– Having a good handle on the technology is absolutely essential. In a recent Slideshare presentation Stephen wrote that his law of MOOCs is that if connectivity is not distributed then it is not a MOOC . But this requires a degree of technical expertise that cannot be taken for granted. Fortunately for us we had three wonderful technologists – Joe Rosa, who sorted out the Moodle site for us, Sylvia Currie who not only ‘lent us’ her Blackboard Collaborate site, but also managed it all for us and Liz Lovegrove, who uploaded presentations, videos and resources to our Moodle site. And of course George created the WordPress site. So we did encourage distribution of connectivity across different technologies – and in that sense, according to Stephen, we were a MOOC.
– but we were not a ‘massive’ MOOC and for me this gave it all more of an ‘open course’ feel. Ultimately, after the initial surge of interest, we had the assessed participants and a few non-assessed participants fully interacting in the forums and Blackboard Collaborate. How many others were ‘watching’, I don’t know, but maybe there are some analytics there somewhere that George and Joe have seen. But what I learned from this is that it doesn’t have to be ‘massive’ to ensure diversity. We had a wonderfully diverse mix of learners from experienced to novice, across very diverse disciplines. My perception was that this was an excellent opportunity for novices to learn from experts and for experts to have their eyes opened by the novices. This for me was the most rewarding aspect of the MOOC.
– I was reminded once again that online, those who are committed to learning put in more than 100% of effort and therefore breadth and depth issues need to be balanced very carefully. In Week 5 Greg Benfield provided some excellent resources on evaluation, but these were not discussed because both assessed and non-assessed participants who were still with us were completely focused on the microteaching activity. On reflection this is no more than you would expect.
– And I was reminded once again about how hard it is to get assessment right, so that feedback is constructive and leads to further learning. The type of assessment that we were offering was through personalized feedback. This involves developing a relationship with the ‘to be assessed’ participant. For ‘massive’ MOOCs, this simply does not scale up – so there is a lot to learn about how much learners can learn from the Stanford type of MOOC and ‘mechanised’ feedback, as opposed to the one-to-one type of feedback we offered. Which offers the best learning experience?

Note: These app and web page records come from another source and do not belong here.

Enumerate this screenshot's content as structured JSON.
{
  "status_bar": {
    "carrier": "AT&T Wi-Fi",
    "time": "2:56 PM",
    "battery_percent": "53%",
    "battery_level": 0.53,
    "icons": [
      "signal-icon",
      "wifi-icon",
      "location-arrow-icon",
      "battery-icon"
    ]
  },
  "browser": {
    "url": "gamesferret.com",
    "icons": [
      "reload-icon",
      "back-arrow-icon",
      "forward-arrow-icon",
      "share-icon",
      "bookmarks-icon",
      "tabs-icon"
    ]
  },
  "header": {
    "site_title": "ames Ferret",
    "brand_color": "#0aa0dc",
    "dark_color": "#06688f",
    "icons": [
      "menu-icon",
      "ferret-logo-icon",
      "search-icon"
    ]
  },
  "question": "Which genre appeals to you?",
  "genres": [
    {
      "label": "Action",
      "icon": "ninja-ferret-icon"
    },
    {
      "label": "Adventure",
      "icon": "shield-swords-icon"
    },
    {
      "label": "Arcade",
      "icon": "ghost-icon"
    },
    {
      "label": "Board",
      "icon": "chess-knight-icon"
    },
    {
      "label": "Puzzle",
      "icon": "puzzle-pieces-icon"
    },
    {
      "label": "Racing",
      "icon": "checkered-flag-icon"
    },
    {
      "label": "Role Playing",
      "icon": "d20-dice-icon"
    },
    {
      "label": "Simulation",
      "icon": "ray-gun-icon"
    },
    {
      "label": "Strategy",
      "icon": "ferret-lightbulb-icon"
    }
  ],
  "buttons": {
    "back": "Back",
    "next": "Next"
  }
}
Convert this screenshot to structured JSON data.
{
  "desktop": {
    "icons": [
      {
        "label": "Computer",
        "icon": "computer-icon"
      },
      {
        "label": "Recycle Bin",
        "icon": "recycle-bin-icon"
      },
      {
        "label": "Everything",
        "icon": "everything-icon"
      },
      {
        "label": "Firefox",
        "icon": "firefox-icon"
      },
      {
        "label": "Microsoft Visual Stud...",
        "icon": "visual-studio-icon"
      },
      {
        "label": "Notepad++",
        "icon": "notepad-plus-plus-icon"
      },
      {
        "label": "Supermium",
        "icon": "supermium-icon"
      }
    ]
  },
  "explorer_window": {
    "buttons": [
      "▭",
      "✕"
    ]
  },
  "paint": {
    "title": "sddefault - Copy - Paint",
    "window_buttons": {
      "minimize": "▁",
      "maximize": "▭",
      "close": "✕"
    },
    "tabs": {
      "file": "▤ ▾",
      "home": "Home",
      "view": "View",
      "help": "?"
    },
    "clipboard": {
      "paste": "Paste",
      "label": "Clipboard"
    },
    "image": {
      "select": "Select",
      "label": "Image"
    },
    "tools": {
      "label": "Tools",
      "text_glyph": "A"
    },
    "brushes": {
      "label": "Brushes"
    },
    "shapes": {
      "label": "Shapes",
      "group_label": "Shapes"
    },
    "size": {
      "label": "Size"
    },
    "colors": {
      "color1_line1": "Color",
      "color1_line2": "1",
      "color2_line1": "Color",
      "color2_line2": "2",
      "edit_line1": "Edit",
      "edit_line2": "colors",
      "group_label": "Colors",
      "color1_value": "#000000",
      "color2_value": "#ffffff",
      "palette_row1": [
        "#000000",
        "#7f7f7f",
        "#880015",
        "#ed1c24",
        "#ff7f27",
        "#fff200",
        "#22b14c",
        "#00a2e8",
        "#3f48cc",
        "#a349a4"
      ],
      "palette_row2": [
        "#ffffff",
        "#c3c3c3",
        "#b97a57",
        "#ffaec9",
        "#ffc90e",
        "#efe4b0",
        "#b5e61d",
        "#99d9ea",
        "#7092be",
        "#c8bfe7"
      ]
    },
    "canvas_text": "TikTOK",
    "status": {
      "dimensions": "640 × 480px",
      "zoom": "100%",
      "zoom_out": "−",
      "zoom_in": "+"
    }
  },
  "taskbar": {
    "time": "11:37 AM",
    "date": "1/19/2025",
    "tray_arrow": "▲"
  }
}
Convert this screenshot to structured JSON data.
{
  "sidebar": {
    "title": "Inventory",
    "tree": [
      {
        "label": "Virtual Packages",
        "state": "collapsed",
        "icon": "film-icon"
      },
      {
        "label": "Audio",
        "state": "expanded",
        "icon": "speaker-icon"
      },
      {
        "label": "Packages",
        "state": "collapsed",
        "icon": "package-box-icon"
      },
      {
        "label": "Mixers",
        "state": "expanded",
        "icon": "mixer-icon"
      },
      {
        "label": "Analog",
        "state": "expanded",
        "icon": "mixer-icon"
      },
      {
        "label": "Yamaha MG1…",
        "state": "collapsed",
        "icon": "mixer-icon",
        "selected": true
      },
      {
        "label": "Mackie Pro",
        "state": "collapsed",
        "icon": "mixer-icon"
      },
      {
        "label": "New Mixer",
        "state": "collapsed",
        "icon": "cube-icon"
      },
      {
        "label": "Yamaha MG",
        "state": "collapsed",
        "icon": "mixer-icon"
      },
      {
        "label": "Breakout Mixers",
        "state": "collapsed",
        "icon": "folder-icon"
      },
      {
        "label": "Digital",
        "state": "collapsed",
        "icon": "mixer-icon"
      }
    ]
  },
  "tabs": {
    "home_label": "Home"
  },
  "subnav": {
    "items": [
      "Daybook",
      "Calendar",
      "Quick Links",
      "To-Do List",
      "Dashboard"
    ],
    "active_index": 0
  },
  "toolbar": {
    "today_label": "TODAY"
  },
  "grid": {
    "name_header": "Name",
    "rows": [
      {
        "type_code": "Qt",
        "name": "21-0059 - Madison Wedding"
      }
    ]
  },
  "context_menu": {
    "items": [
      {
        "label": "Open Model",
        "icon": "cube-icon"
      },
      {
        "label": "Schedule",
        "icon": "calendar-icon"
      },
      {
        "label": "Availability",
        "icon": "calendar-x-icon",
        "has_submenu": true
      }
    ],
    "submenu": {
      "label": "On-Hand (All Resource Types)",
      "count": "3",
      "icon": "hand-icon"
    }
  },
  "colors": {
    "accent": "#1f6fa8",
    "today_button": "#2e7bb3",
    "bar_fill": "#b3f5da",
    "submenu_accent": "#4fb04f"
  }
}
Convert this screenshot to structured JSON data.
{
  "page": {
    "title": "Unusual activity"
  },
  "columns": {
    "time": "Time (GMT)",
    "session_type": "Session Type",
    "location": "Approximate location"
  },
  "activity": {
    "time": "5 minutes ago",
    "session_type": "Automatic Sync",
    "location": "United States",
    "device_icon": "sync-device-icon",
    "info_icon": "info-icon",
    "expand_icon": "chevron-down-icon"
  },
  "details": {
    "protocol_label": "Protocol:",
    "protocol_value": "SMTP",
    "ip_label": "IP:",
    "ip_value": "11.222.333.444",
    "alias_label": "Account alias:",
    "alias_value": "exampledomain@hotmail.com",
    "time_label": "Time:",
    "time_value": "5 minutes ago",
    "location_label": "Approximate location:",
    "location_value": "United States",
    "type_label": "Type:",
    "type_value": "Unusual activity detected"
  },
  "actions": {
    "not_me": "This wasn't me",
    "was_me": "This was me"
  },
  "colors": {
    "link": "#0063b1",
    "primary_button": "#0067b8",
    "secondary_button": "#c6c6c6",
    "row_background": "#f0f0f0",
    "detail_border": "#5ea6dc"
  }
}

This would be worthy of a research paper I think.
– And finally I experienced the troubling thoughts of whether I should be a ‘traditional teacher’ in this MOOC, or whether MOOCs require a different type of interaction. I alluded to this in my last post. What I like about MOOCs as a participant is that I don’t have anyone ‘watching over me’. I can do my own thing. But as a MOOC convener I’m not sure how far my ‘watching over’ responsibility should extend. I have been a teacher (in the traditional sense) my whole working life and I now feel a dilemma between being responsible for the learners I work with and the autonomy that MOOCs promote. I haven’t sorted this out in my own head yet – but I do know that I have played a ‘teacher’ role in this MOOC – which suggests to me that it hasn’t quite fitted with what I perceive a MOOC to be.
– Finally I learned a lot about working in Blackboard Collaborate – mainly due to Sylvia Currie’s openness in sharing her expertise, but also because I have never before had the opportunity to be a Moderator for so many sessions in a row. This was very valuable and I will probably write another blog post about what I learned in relation to this.
I’m looking forward to our review meeting tomorrow to hear what others think.